To do => Please reproduce all of the lines below, word for word and in full.

Listed entries =>
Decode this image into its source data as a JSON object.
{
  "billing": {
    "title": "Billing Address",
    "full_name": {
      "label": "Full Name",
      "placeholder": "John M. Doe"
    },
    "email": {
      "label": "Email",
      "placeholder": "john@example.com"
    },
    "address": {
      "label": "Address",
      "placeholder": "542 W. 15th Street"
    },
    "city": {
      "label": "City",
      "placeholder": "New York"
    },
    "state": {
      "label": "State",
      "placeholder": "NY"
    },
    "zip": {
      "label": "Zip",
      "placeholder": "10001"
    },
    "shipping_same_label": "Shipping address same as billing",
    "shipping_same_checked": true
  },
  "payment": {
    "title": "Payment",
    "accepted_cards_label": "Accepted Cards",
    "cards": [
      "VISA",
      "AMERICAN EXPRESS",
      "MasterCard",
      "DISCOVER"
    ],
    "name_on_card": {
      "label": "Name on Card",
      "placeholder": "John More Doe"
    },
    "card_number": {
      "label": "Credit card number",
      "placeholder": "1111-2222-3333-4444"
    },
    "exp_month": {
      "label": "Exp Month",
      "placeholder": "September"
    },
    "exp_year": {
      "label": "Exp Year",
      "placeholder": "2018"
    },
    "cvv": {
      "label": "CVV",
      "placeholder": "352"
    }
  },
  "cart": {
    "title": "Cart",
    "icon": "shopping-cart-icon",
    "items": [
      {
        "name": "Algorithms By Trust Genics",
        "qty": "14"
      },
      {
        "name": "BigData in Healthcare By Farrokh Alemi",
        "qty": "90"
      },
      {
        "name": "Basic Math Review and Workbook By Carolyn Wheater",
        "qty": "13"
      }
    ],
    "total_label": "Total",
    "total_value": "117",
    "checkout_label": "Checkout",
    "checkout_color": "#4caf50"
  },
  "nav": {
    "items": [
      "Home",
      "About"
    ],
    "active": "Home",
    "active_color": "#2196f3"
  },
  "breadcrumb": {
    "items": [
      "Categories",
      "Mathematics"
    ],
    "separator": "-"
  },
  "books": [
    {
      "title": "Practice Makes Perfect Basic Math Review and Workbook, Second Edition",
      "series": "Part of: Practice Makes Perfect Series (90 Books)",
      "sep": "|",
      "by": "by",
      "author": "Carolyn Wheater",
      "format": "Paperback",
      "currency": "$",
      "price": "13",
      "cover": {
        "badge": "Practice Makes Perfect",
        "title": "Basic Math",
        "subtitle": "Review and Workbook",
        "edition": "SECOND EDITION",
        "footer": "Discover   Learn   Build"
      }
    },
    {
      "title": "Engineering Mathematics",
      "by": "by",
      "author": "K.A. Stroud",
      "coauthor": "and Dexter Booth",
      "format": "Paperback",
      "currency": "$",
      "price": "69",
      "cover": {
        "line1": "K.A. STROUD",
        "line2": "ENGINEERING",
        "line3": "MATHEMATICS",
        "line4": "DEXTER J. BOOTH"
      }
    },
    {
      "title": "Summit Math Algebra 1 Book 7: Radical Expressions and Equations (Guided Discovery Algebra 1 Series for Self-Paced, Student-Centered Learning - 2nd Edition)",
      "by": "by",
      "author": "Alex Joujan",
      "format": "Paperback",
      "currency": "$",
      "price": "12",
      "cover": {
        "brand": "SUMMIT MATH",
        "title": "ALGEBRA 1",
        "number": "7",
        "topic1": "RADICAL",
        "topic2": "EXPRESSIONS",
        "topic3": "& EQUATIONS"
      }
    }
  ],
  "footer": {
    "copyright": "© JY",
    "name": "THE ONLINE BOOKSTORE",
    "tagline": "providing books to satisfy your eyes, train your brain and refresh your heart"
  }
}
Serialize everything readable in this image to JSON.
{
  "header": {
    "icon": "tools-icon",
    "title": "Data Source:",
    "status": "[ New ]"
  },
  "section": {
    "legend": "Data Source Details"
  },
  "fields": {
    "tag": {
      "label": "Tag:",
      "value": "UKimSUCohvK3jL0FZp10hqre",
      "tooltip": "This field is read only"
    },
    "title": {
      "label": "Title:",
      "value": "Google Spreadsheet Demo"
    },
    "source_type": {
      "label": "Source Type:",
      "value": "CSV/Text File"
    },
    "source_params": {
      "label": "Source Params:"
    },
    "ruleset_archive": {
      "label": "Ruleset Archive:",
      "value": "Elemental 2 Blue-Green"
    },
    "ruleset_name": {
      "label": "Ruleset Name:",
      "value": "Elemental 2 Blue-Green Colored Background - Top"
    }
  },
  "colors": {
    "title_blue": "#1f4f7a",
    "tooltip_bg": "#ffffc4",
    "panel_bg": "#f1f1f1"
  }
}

Exercise output =>
Decode this image into its source data as a JSON object.
{
  "billing": {
    "title": "Billing Address",
    "full_name": {
      "label": "Full Name",
      "placeholder": "John M. Doe"
    },
    "email": {
      "label": "Email",
      "placeholder": "john@example.com"
    },
    "address": {
      "label": "Address",
      "placeholder": "542 W. 15th Street"
    },
    "city": {
      "label": "City",
      "placeholder": "New York"
    },
    "state": {
      "label": "State",
      "placeholder": "NY"
    },
    "zip": {
      "label": "Zip",
      "placeholder": "10001"
    },
    "shipping_same_label": "Shipping address same as billing",
    "shipping_same_checked": true
  },
  "payment": {
    "title": "Payment",
    "accepted_cards_label": "Accepted Cards",
    "cards": [
      "VISA",
      "AMERICAN EXPRESS",
      "MasterCard",
      "DISCOVER"
    ],
    "name_on_card": {
      "label": "Name on Card",
      "placeholder": "John More Doe"
    },
    "card_number": {
      "label": "Credit card number",
      "placeholder": "1111-2222-3333-4444"
    },
    "exp_month": {
      "label": "Exp Month",
      "placeholder": "September"
    },
    "exp_year": {
      "label": "Exp Year",
      "placeholder": "2018"
    },
    "cvv": {
      "label": "CVV",
      "placeholder": "352"
    }
  },
  "cart": {
    "title": "Cart",
    "icon": "shopping-cart-icon",
    "items": [
      {
        "name": "Algorithms By Trust Genics",
        "qty": "14"
      },
      {
        "name": "BigData in Healthcare By Farrokh Alemi",
        "qty": "90"
      },
      {
        "name": "Basic Math Review and Workbook By Carolyn Wheater",
        "qty": "13"
      }
    ],
    "total_label": "Total",
    "total_value": "117",
    "checkout_label": "Checkout",
    "checkout_color": "#4caf50"
  },
  "nav": {
    "items": [
      "Home",
      "About"
    ],
    "active": "Home",
    "active_color": "#2196f3"
  },
  "breadcrumb": {
    "items": [
      "Categories",
      "Mathematics"
    ],
    "separator": "-"
  },
  "books": [
    {
      "title": "Practice Makes Perfect Basic Math Review and Workbook, Second Edition",
      "series": "Part of: Practice Makes Perfect Series (90 Books)",
      "sep": "|",
      "by": "by",
      "author": "Carolyn Wheater",
      "format": "Paperback",
      "currency": "$",
      "price": "13",
      "cover": {
        "badge": "Practice Makes Perfect",
        "title": "Basic Math",
        "subtitle": "Review and Workbook",
        "edition": "SECOND EDITION",
        "footer": "Discover   Learn   Build"
      }
    },
    {
      "title": "Engineering Mathematics",
      "by": "by",
      "author": "K.A. Stroud",
      "coauthor": "and Dexter Booth",
      "format": "Paperback",
      "currency": "$",
      "price": "69",
      "cover": {
        "line1": "K.A. STROUD",
        "line2": "ENGINEERING",
        "line3": "MATHEMATICS",
        "line4": "DEXTER J. BOOTH"
      }
    },
    {
      "title": "Summit Math Algebra 1 Book 7: Radical Expressions and Equations (Guided Discovery Algebra 1 Series for Self-Paced, Student-Centered Learning - 2nd Edition)",
      "by": "by",
      "author": "Alex Joujan",
      "format": "Paperback",
      "currency": "$",
      "price": "12",
      "cover": {
        "brand": "SUMMIT MATH",
        "title": "ALGEBRA 1",
        "number": "7",
        "topic1": "RADICAL",
        "topic2": "EXPRESSIONS",
        "topic3": "& EQUATIONS"
      }
    }
  ],
  "footer": {
    "copyright": "© JY",
    "name": "THE ONLINE BOOKSTORE",
    "tagline": "providing books to satisfy your eyes, train your brain and refresh your heart"
  }
}
Serialize everything readable in this image to JSON.
{
  "header": {
    "icon": "tools-icon",
    "title": "Data Source:",
    "status": "[ New ]"
  },
  "section": {
    "legend": "Data Source Details"
  },
  "fields": {
    "tag": {
      "label": "Tag:",
      "value": "UKimSUCohvK3jL0FZp10hqre",
      "tooltip": "This field is read only"
    },
    "title": {
      "label": "Title:",
      "value": "Google Spreadsheet Demo"
    },
    "source_type": {
      "label": "Source Type:",
      "value": "CSV/Text File"
    },
    "source_params": {
      "label": "Source Params:"
    },
    "ruleset_archive": {
      "label": "Ruleset Archive:",
      "value": "Elemental 2 Blue-Green"
    },
    "ruleset_name": {
      "label": "Ruleset Name:",
      "value": "Elemental 2 Blue-Green Colored Background - Top"
    }
  },
  "colors": {
    "title_blue": "#1f4f7a",
    "tooltip_bg": "#ffffc4",
    "panel_bg": "#f1f1f1"
  }
}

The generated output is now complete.